NY Court Strikes Down Regulation 187
The Appellate Division of the New York State Supreme Court, Third Department, has struck down the New York Department of Financial Services’ Regulation 187, based on the finding that the rule is “unconstitutionally vague.”
The amended rule took effect Aug. 1, 2019, for annuity sales, and began applying to life insurance sales on Feb. 1, 2020. The amendment required recommendations to be in the best interest of the consumer. Specifically, the amendment required “insurers, including fraternal benefit societies, to implement standards and procedures to address, and producers to consider, the best interest of the consumer when making recommendations involving life insurance and annuity products to ensure that the insurance needs and financial objectives of the consumer are addressed at the time of the transaction.

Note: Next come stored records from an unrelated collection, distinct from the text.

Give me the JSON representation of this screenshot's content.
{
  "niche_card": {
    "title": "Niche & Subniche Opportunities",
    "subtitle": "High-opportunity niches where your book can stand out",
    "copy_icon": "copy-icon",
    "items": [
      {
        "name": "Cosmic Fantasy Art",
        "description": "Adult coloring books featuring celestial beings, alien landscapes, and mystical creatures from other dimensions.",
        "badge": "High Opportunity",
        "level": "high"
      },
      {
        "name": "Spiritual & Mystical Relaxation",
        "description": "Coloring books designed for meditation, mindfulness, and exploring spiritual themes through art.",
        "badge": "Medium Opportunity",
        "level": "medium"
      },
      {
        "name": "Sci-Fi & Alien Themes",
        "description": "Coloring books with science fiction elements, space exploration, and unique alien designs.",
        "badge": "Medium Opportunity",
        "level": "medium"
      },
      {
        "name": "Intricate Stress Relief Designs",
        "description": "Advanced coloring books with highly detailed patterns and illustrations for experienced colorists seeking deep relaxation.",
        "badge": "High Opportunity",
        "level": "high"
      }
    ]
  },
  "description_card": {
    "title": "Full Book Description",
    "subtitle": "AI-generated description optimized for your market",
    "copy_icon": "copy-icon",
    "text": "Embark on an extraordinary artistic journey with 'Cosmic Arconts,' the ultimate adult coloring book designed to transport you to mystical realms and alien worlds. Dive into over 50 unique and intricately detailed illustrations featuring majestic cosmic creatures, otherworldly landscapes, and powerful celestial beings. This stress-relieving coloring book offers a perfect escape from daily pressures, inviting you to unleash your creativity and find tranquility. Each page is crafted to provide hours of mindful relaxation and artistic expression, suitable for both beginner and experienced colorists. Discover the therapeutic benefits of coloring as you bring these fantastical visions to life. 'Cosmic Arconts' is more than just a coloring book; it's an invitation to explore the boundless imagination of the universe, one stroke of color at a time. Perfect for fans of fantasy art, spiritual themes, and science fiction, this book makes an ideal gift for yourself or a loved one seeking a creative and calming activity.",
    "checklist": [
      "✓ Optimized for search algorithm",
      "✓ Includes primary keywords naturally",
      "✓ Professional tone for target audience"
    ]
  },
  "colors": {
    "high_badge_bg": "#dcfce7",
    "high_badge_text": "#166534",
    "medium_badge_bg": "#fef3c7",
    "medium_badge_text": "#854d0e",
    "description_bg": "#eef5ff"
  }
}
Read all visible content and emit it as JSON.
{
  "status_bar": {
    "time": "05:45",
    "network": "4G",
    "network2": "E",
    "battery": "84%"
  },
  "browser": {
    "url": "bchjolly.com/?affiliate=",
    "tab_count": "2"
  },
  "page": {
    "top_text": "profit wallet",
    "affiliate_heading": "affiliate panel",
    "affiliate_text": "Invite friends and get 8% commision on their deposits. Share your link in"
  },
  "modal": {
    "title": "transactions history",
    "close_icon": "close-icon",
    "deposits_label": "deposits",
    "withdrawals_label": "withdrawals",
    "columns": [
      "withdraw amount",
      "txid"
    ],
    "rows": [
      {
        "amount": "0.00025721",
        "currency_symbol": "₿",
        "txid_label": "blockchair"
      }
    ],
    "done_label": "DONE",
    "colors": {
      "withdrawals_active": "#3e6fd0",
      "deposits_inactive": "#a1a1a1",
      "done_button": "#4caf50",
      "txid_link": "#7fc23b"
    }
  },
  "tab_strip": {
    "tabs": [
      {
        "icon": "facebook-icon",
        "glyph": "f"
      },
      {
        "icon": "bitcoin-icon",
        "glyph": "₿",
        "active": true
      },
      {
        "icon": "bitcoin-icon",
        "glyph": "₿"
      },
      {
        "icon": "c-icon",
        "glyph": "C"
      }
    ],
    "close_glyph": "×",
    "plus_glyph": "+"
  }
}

In a variety of ways, the transaction suitability rule is stricter than the national standards recently endorsed by the National Association of Insurance Commissioners (NAIC), which themselves closely align with the Regulation Best Interest (Reg BI) package by the Securities and Exchange Commission (SEC), which took effect last year. In fact, the Insured Retirement Institute continues to advocate for uniform adoption of the National Association of Insurance Commissioners’ best interest model regulation by all states to avoid a patchwork of conflicting standard-of-conduct regulations for annuity sales.
The ruling states that “while the consumer protection goals underlying promulgation of the amendment are laudable, as written, the amendment fails to provide sufficient concrete, practical guidance for producers to know whether their conduct, on a day-to-day basis, comports with the amendment’s corresponding requirements for making recommendations and compiling and evaluating the relevant suitability information of the consumer.”
Further, the ruling went on to say, “although the amendment provides certain examples of what a recommendation does not include (i.e., ‘general factual information to consumers, such as advertisements, marketing materials, general education information’ and ‘use of … interactive tool[s]’… the remaining definitional language is so broad that it is difficult to discern what statements producers could potentially make that would not be reasonably interpreted by the consumer to constitute advice regarding a potential sales transaction and therefore fall within the purview of the amendment.”
This decision could be appealed to the New York Court of Appeals, which is the state’s highest court. Additionally, the state may request a stay on the Appellate Division’s decision pending an appeal to the state Appeals Court.